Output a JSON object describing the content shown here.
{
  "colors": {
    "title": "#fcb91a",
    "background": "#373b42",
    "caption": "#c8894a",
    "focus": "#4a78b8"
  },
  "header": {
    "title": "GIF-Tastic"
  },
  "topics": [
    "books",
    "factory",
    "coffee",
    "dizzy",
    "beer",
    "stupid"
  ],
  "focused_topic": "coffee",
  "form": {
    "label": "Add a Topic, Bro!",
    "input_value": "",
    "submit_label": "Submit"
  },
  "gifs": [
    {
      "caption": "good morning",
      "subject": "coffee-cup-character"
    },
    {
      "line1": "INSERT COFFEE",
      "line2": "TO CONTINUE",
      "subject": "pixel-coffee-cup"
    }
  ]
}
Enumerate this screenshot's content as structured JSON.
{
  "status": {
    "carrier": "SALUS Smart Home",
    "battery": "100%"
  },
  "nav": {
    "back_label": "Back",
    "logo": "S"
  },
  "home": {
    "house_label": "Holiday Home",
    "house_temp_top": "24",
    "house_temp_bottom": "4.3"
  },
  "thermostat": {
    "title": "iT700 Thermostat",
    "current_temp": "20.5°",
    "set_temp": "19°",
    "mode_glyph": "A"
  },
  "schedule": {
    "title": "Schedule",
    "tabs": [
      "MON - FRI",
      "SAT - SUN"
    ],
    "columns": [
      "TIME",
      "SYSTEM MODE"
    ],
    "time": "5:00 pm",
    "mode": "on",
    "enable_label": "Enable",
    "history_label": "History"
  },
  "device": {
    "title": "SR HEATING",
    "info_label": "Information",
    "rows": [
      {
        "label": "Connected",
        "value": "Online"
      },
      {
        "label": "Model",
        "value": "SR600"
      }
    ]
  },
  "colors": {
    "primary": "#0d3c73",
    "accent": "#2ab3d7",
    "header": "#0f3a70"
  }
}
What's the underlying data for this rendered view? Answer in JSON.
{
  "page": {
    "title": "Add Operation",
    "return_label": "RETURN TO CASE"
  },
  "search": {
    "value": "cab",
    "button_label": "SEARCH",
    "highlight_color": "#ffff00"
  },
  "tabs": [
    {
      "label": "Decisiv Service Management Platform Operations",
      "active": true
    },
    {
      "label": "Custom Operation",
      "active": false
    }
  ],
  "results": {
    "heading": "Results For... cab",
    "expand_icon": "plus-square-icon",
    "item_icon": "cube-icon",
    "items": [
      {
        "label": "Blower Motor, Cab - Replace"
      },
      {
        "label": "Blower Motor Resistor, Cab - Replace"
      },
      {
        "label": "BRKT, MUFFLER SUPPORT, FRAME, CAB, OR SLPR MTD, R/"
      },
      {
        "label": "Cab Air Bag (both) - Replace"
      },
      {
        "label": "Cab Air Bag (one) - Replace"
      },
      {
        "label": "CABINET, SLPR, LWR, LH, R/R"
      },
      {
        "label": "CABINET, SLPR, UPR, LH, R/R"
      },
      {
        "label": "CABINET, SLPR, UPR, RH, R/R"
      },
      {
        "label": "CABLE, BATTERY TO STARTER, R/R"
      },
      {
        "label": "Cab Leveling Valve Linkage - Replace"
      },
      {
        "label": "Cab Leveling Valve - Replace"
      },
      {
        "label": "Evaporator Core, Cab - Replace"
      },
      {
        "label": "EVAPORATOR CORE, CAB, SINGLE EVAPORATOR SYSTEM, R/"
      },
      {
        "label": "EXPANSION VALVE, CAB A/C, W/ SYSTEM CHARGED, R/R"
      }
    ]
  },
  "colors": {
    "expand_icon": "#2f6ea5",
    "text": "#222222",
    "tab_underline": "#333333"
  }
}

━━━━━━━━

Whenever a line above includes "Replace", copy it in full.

        "label": "Blower Motor, Cab - Replace"
        "label": "Blower Motor Resistor, Cab - Replace"
        "label": "Cab Air Bag (both) - Replace"
        "label": "Cab Air Bag (one) - Replace"
        "label": "Cab Leveling Valve Linkage - Replace"
        "label": "Cab Leveling Valve - Replace"
        "label": "Evaporator Core, Cab - Replace"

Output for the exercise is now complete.